In addition to “traditional” library materials Mendel Music Library has printers, a photocopier, scanning equipment, computer workstations, and audiovisual equipment.

The printers are connected to PawPrint, the University’s cloud printing system, which allows you to print documents and retrieve them at any PawPrint printer. The library computers are already set up to print to the PawPrint network, but you will need to set up your personal computer using the steps at After printing to “PawPrint Printers”, which should show up in the list of printer options on your computer, you can go to any PawPrint printer on campus and log in, usually by scanning your TigerCard, and “release” the print job. Each student has a free printing quota of several thousand pages each academic year. Printers are located on the first two floors of the library.

Mendel’s photocopier requires a pre-paid copy card or your TigerCard (which will be charged using Paw Points) to make copies. As an alternative to paying for photocopying, free scanning equipment is also available (see below). The Mendel photocopier is located on the first floor.

Both a standard document scanner and a specialized scanner for books are available on the second floor of Mendel and are free to use. Documents scanned on these scanners can be saved to a USB thumb drive or as email attachments.

Mendel’s other technology and equipment includes external disk drives and headphones that can be borrowed for in-library use. Information and FAQs are available on Mendel’s website at


So, how does circulation work at Mendel? If you’re an undergraduate student, most items circulate for eight weeks, but there are some exceptions to this policy — including reference materials, CDs, and DVDs —  that you can see at

Once your loan period is up, you can renew your loan online at by going to Library Services > My Accounts and logging in with your Princeton NetID and password via CAS. You may also visit, call, or email us for help with renewals.

Holds can also be placed online through the library catalog at or by speaking with a library staff member. 


Reserves are actually both in the library and online, but they’ll be a pretty important part of your Princeton experience so we’ll discuss them now. Reserves are materials that your professor or instructor has set aside as important or relevant to the course. They often include supplemental texts and audiovisual materials related to the course. Physical course reserves for undergraduates are held behind the circulation desk and may be used for three hours at a time by request during which the item will be charged to your account. Reserves may not leave the library. Online reserves are available through the link in the sidebar of the course’s Canvas site. They virtually circulate for three hours using CAS.


Part of Mendel’s mission is to support the research of faculty and students in the Department of Music and the Programs in Dance, Theater, and Musical Theater. Darwin Scott, the Mendel Music Librarian, has put together resource guides which are available in the right sidebar of Mendel’s website at These are a great first stop for any research inquiries and introduce the numerous resources available through Mendel. The library staff is also available to help you with your research inquiries, both via email and in-person at the library.

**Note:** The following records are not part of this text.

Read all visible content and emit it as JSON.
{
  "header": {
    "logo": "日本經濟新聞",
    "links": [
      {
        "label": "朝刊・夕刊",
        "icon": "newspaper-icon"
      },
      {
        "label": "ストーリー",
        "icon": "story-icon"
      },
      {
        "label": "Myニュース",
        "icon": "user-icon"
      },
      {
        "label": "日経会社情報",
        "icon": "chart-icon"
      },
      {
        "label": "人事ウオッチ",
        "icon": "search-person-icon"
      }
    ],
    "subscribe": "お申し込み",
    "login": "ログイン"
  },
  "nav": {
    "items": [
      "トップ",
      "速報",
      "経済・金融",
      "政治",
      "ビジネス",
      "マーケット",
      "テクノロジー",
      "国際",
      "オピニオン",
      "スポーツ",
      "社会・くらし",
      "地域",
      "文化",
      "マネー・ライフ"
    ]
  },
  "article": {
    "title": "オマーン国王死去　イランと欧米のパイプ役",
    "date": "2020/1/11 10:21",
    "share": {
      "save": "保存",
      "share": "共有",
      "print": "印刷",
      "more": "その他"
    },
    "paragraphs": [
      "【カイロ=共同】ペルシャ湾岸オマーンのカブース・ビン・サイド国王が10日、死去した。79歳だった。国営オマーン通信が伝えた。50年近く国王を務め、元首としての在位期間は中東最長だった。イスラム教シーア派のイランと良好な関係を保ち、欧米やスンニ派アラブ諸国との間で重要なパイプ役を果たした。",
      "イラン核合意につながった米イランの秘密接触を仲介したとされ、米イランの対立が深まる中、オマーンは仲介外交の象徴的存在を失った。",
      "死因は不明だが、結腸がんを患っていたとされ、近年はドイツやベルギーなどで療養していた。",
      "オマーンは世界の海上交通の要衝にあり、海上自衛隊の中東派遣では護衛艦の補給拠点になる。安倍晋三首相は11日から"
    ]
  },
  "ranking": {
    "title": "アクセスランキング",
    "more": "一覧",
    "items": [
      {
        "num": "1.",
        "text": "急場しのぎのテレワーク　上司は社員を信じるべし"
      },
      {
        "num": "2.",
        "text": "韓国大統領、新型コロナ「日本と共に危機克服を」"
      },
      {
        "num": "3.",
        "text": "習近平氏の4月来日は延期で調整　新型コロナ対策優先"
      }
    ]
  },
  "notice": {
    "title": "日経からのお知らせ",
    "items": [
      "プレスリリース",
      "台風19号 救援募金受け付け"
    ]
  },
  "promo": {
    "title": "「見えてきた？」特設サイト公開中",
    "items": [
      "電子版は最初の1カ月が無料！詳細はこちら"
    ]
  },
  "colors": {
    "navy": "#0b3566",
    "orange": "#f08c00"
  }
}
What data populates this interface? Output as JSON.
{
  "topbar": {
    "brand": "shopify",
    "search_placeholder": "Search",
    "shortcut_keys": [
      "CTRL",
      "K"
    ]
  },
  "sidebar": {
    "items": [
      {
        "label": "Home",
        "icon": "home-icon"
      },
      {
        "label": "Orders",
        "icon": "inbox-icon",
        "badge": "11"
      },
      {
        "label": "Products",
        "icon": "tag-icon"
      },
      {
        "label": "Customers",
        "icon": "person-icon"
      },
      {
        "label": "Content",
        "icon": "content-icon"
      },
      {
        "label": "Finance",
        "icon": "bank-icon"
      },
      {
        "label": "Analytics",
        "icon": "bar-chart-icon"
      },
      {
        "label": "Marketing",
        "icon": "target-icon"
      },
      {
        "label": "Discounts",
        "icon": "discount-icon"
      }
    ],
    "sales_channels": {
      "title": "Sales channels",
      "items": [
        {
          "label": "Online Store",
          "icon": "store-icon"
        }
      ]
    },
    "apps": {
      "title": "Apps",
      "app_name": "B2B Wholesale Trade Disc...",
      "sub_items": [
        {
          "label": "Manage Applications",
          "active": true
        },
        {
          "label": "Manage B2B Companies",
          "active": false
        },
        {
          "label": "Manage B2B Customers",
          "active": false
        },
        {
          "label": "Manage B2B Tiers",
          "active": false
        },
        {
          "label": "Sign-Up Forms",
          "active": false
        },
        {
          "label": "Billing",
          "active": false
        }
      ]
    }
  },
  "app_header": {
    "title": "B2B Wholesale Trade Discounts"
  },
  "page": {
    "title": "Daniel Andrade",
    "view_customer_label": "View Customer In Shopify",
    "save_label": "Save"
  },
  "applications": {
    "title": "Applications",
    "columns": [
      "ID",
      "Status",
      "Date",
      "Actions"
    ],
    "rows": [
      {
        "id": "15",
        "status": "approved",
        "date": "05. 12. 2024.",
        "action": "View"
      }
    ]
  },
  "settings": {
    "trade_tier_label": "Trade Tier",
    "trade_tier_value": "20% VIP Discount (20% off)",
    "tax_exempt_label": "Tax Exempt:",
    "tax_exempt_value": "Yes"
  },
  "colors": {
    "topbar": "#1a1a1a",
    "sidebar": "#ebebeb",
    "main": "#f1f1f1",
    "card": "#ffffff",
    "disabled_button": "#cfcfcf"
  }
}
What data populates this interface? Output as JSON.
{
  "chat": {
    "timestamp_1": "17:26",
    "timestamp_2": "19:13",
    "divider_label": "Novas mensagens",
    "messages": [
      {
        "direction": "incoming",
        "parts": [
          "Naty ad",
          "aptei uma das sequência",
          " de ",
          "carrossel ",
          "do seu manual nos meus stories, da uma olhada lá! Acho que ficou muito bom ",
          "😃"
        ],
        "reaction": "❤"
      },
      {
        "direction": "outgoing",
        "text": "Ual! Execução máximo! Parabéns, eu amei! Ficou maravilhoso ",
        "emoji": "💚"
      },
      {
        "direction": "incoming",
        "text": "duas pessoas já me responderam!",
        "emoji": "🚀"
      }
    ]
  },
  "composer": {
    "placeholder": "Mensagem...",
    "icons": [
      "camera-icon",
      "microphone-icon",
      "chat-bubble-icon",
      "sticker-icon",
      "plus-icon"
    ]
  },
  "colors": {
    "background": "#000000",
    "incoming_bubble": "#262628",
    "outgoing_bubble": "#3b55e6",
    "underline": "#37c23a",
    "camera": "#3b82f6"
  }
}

Library Maps

Stack map of Mendel's first floor
The stack map for the first floor of Mendel
Stack map of Mendel's second floor
The stack map for the second floor of Mendel